[Work to complete] Start to finish, print the entries exactly, and carry none of the pictures over.

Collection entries
----------------------------------------

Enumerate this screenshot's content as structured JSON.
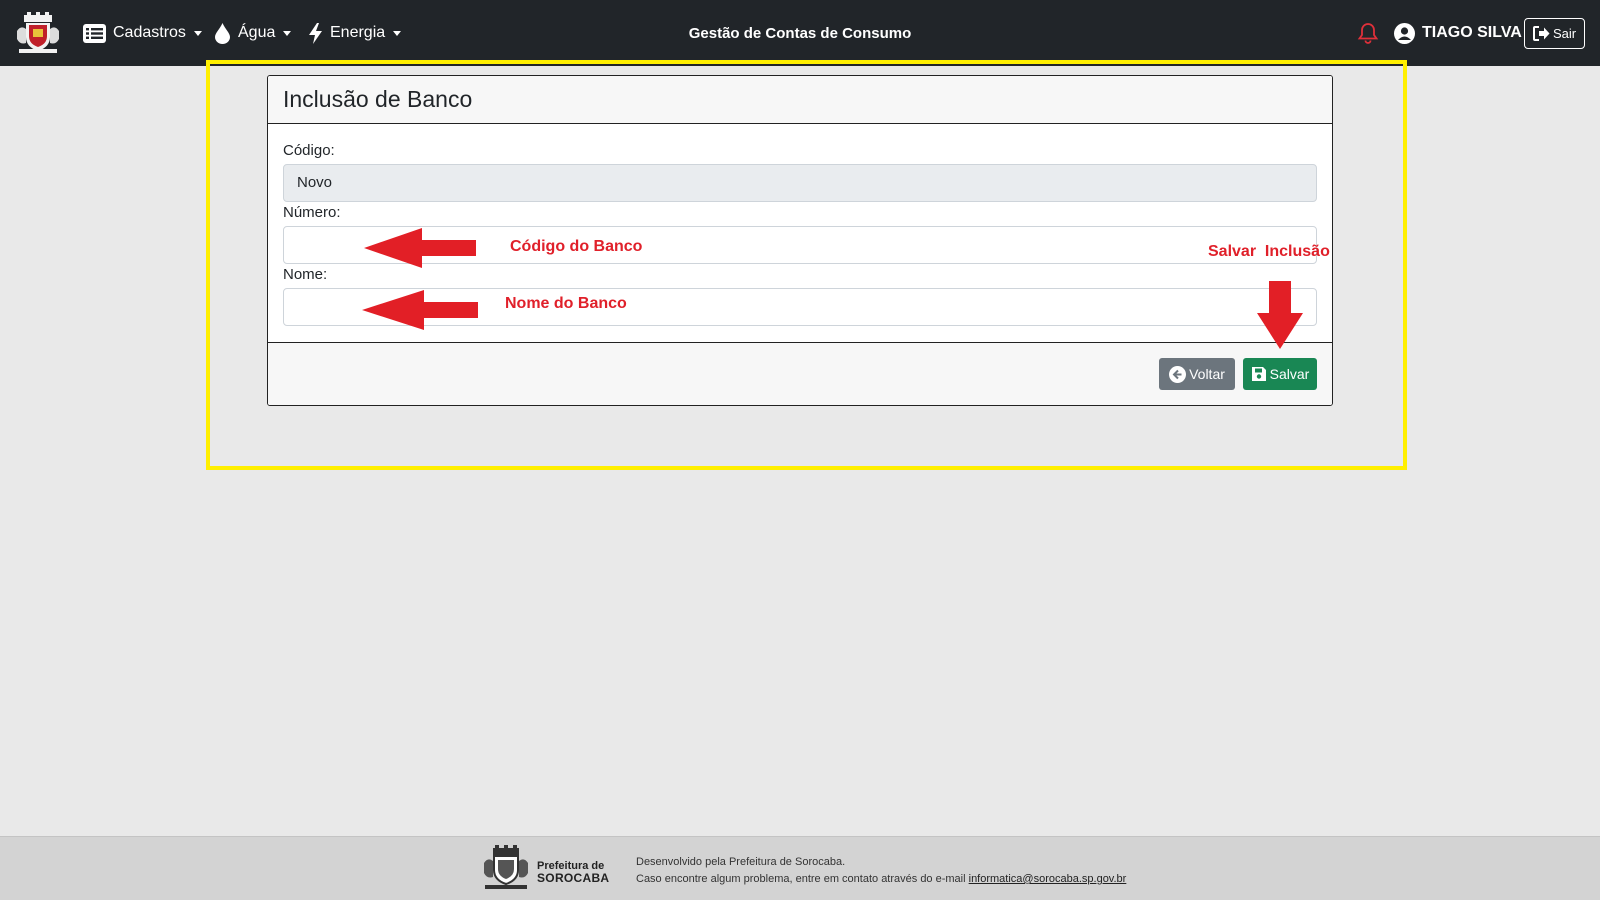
{
  "navbar": {
    "menu": [
      {
        "label": "Cadastros",
        "icon": "list-icon"
      },
      {
        "label": "Água",
        "icon": "water-drop-icon"
      },
      {
        "label": "Energia",
        "icon": "lightning-icon"
      }
    ],
    "title": "Gestão de Contas de Consumo",
    "user_name": "TIAGO SILVA",
    "logout_label": "Sair"
  },
  "form": {
    "title": "Inclusão de Banco",
    "fields": [
      {
        "label": "Código:",
        "value": "Novo",
        "readonly": true
      },
      {
        "label": "Número:",
        "value": ""
      },
      {
        "label": "Nome:",
        "value": ""
      }
    ],
    "back_label": "Voltar",
    "save_label": "Salvar"
  },
  "annotations": {
    "codigo": "Código do Banco",
    "nome": "Nome do Banco",
    "salvar": "Salvar  Inclusão"
  },
  "footer": {
    "brand_line1": "Prefeitura de",
    "brand_line2": "SOROCABA",
    "line1": "Desenvolvido pela Prefeitura de Sorocaba.",
    "line2": "Caso encontre algum problema, entre em contato através do e-mail",
    "email": "informatica@sorocaba.sp.gov.br"
  },
  "colors": {
    "navbar": "#212529",
    "highlight": "#ffef00",
    "annotation": "#e0202a",
    "save_button": "#198754",
    "back_button": "#6c757d"
  }
}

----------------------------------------

[Answer for this exercise]
Enumerate this screenshot's content as structured JSON.
{
  "navbar": {
    "menu": [
      {
        "label": "Cadastros",
        "icon": "list-icon"
      },
      {
        "label": "Água",
        "icon": "water-drop-icon"
      },
      {
        "label": "Energia",
        "icon": "lightning-icon"
      }
    ],
    "title": "Gestão de Contas de Consumo",
    "user_name": "TIAGO SILVA",
    "logout_label": "Sair"
  },
  "form": {
    "title": "Inclusão de Banco",
    "fields": [
      {
        "label": "Código:",
        "value": "Novo",
        "readonly": true
      },
      {
        "label": "Número:",
        "value": ""
      },
      {
        "label": "Nome:",
        "value": ""
      }
    ],
    "back_label": "Voltar",
    "save_label": "Salvar"
  },
  "annotations": {
    "codigo": "Código do Banco",
    "nome": "Nome do Banco",
    "salvar": "Salvar  Inclusão"
  },
  "footer": {
    "brand_line1": "Prefeitura de",
    "brand_line2": "SOROCABA",
    "line1": "Desenvolvido pela Prefeitura de Sorocaba.",
    "line2": "Caso encontre algum problema, entre em contato através do e-mail",
    "email": "informatica@sorocaba.sp.gov.br"
  },
  "colors": {
    "navbar": "#212529",
    "highlight": "#ffef00",
    "annotation": "#e0202a",
    "save_button": "#198754",
    "back_button": "#6c757d"
  }
}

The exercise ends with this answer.